It is important to note that some thermostats may have different calibration methods or specific instructions provided by the manufacturer. Consult the user manual or manufacturer’s website for detailed instructions on calibrating your specific thermostat model.

5. Additional Tips for Thermostat Maintenance

Calibrating your thermostat is just one aspect of thermostat maintenance. To ensure optimal performance and accuracy, consider the following additional tips:

  • Regularly clean your thermostat: Dust and debris can accumulate on the thermostat’s sensors, affecting its accuracy. Use a soft cloth or brush to gently clean the thermostat’s surface and remove any dirt or obstructions.
  • Check the thermostat’s location: The placement of your thermostat can impact its performance. Ensure that it is not exposed to direct sunlight, drafts, or heat sources, as this can lead to inaccurate temperature readings.
  • Replace batteries if applicable: If your thermostat is battery-powered, monitor the battery level and replace them as needed. Low batteries can cause the thermostat to malfunction or lose calibration.
  • Upgrade to a programmable thermostat: Consider upgrading to a programmable thermostat if you haven’t already. These thermostats allow you to set temperature schedules, optimizing energy usage and providing precise control over your HVAC system.
  • Schedule professional maintenance: While regular DIY maintenance is important, it is also recommended to schedule professional Hvac maintenance at least once a year. A qualified technician can inspect and calibrate your thermostat, as well as perform other necessary maintenance tasks to keep your HVAC system running efficiently.


Calibrating your thermostat is a crucial step in maintaining accurate temperature control and optimizing energy efficiency in your home. By following the step-by-step guide provided in this comprehensive article, you can ensure that your thermostat accurately reflects the temperature in your home, leading to a comfortable and energy-efficient living environment. Remember to regularly clean your thermostat, check its location, and consider upgrading to a programmable thermostat for enhanced control and energy savings.

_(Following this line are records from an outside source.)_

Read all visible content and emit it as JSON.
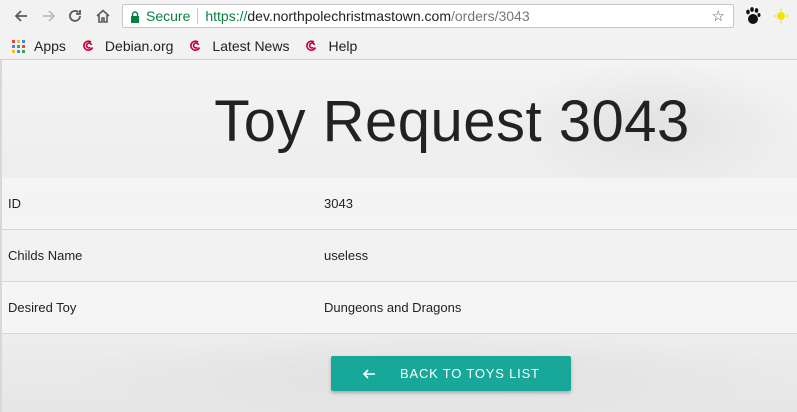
{
  "browser": {
    "secure_label": "Secure",
    "url_scheme": "https://",
    "url_host": "dev.northpolechristmastown.com",
    "url_path": "/orders/3043",
    "icons": {
      "back": "arrow-left-icon",
      "forward": "arrow-right-icon",
      "reload": "reload-icon",
      "home": "home-icon",
      "lock": "lock-icon",
      "star": "star-icon"
    }
  },
  "bookmarks": [
    {
      "label": "Apps",
      "icon": "apps-grid-icon"
    },
    {
      "label": "Debian.org",
      "icon": "debian-swirl-icon"
    },
    {
      "label": "Latest News",
      "icon": "debian-swirl-icon"
    },
    {
      "label": "Help",
      "icon": "debian-swirl-icon"
    }
  ],
  "page": {
    "title": "Toy Request 3043",
    "rows": [
      {
        "label": "ID",
        "value": "3043"
      },
      {
        "label": "Childs Name",
        "value": "useless"
      },
      {
        "label": "Desired Toy",
        "value": "Dungeons and Dragons"
      }
    ],
    "back_button": "BACK TO TOYS LIST",
    "accent_color": "#17a899"
  }
}
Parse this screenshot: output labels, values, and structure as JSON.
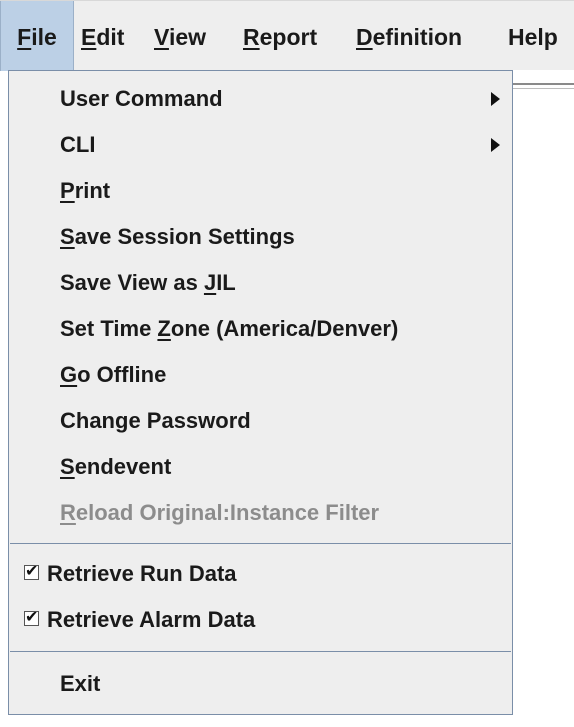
{
  "menubar": {
    "items": [
      {
        "label": "File",
        "mnemonic": "F",
        "open": true
      },
      {
        "label": "Edit",
        "mnemonic": "E"
      },
      {
        "label": "View",
        "mnemonic": "V"
      },
      {
        "label": "Report",
        "mnemonic": "R"
      },
      {
        "label": "Definition",
        "mnemonic": "D"
      },
      {
        "label": "Help"
      }
    ]
  },
  "file_menu": {
    "items": [
      {
        "label": "User Command",
        "submenu": true
      },
      {
        "label": "CLI",
        "submenu": true
      },
      {
        "label": "Print",
        "mnemonic": "P"
      },
      {
        "label": "Save Session Settings",
        "mnemonic": "S"
      },
      {
        "label": "Save View as JIL",
        "mnemonic": "J"
      },
      {
        "label": "Set Time Zone (America/Denver)",
        "mnemonic": "Z"
      },
      {
        "label": "Go Offline",
        "mnemonic": "G"
      },
      {
        "label": "Change Password"
      },
      {
        "label": "Sendevent",
        "mnemonic": "S"
      },
      {
        "label": "Reload Original:Instance Filter",
        "mnemonic": "R",
        "disabled": true
      },
      {
        "label": "Retrieve Run Data",
        "checked": true
      },
      {
        "label": "Retrieve Alarm Data",
        "checked": true
      },
      {
        "label": "Exit"
      }
    ]
  },
  "icons": {
    "submenu": "chevron-right-icon",
    "check": "check-icon"
  },
  "colors": {
    "menu_background": "#eeeeee",
    "selected_menu_background": "#bcd0e6",
    "menu_border": "#7a8ea8",
    "disabled_text": "#8c8c8c"
  }
}
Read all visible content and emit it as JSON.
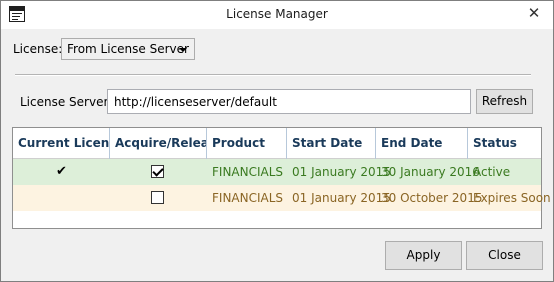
{
  "window": {
    "title": "License Manager",
    "close_glyph": "✕",
    "icon": "app-window-icon"
  },
  "license": {
    "label": "License:",
    "selected": "From License Server"
  },
  "server": {
    "label": "License Server:",
    "value": "http://licenseserver/default",
    "refresh_label": "Refresh"
  },
  "table": {
    "columns": [
      "Current License",
      "Acquire/Release",
      "Product",
      "Start Date",
      "End Date",
      "Status"
    ],
    "rows": [
      {
        "current": true,
        "current_glyph": "✔",
        "acquire": true,
        "product": "FINANCIALS",
        "start": "01 January 2015",
        "end": "30 January 2016",
        "status": "Active"
      },
      {
        "current": false,
        "current_glyph": "",
        "acquire": false,
        "product": "FINANCIALS",
        "start": "01 January 2015",
        "end": "30 October 2015",
        "status": "Expires Soon"
      }
    ]
  },
  "footer": {
    "apply_label": "Apply",
    "close_label": "Close"
  },
  "colors": {
    "active_row_bg": "#ddefd9",
    "active_row_text": "#3a7a20",
    "expiring_row_bg": "#fdf3e1",
    "expiring_row_text": "#8a6524",
    "header_text": "#1a3a5a"
  }
}
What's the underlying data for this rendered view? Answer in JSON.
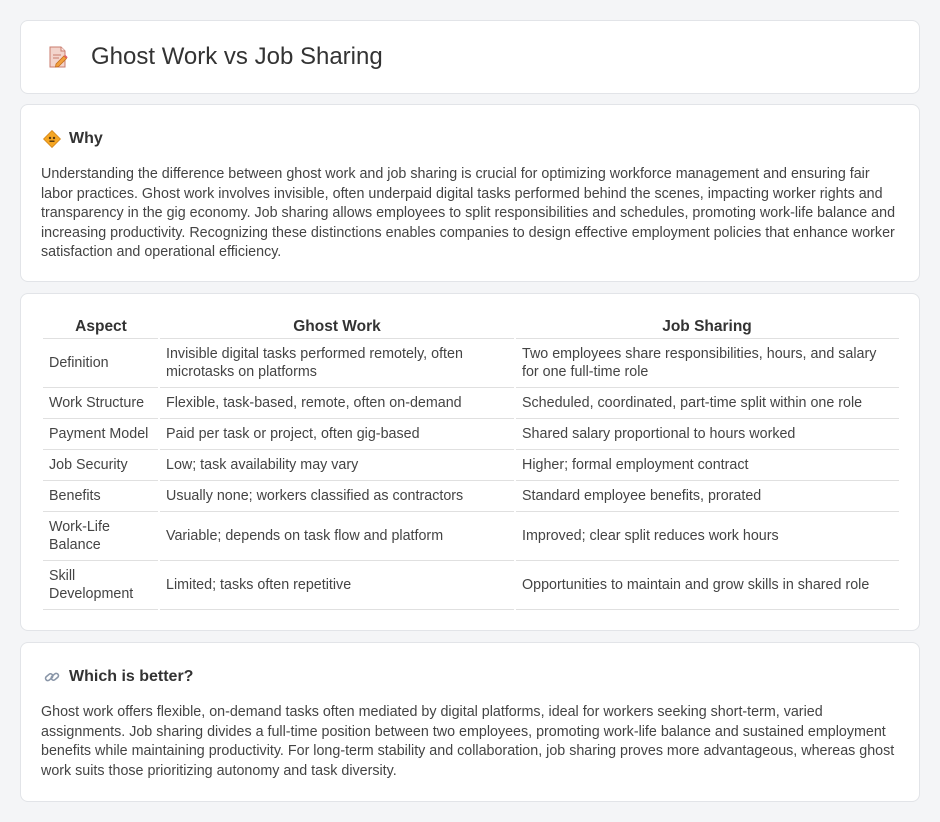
{
  "page": {
    "title": "Ghost Work vs Job Sharing",
    "title_icon": "document-pencil-icon"
  },
  "why": {
    "heading": "Why",
    "icon": "diamond-sign-icon",
    "body": "Understanding the difference between ghost work and job sharing is crucial for optimizing workforce management and ensuring fair labor practices. Ghost work involves invisible, often underpaid digital tasks performed behind the scenes, impacting worker rights and transparency in the gig economy. Job sharing allows employees to split responsibilities and schedules, promoting work-life balance and increasing productivity. Recognizing these distinctions enables companies to design effective employment policies that enhance worker satisfaction and operational efficiency."
  },
  "table": {
    "headers": [
      "Aspect",
      "Ghost Work",
      "Job Sharing"
    ],
    "rows": [
      [
        "Definition",
        "Invisible digital tasks performed remotely, often microtasks on platforms",
        "Two employees share responsibilities, hours, and salary for one full-time role"
      ],
      [
        "Work Structure",
        "Flexible, task-based, remote, often on-demand",
        "Scheduled, coordinated, part-time split within one role"
      ],
      [
        "Payment Model",
        "Paid per task or project, often gig-based",
        "Shared salary proportional to hours worked"
      ],
      [
        "Job Security",
        "Low; task availability may vary",
        "Higher; formal employment contract"
      ],
      [
        "Benefits",
        "Usually none; workers classified as contractors",
        "Standard employee benefits, prorated"
      ],
      [
        "Work-Life Balance",
        "Variable; depends on task flow and platform",
        "Improved; clear split reduces work hours"
      ],
      [
        "Skill Development",
        "Limited; tasks often repetitive",
        "Opportunities to maintain and grow skills in shared role"
      ]
    ]
  },
  "better": {
    "heading": "Which is better?",
    "icon": "link-icon",
    "body": "Ghost work offers flexible, on-demand tasks often mediated by digital platforms, ideal for workers seeking short-term, varied assignments. Job sharing divides a full-time position between two employees, promoting work-life balance and sustained employment benefits while maintaining productivity. For long-term stability and collaboration, job sharing proves more advantageous, whereas ghost work suits those prioritizing autonomy and task diversity."
  }
}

By incorporating these thermostat maintenance practices into your routine, you can enjoy consistent comfort and lower energy bills.

Leave a Reply

Your email address will not be published. Required fields are marked *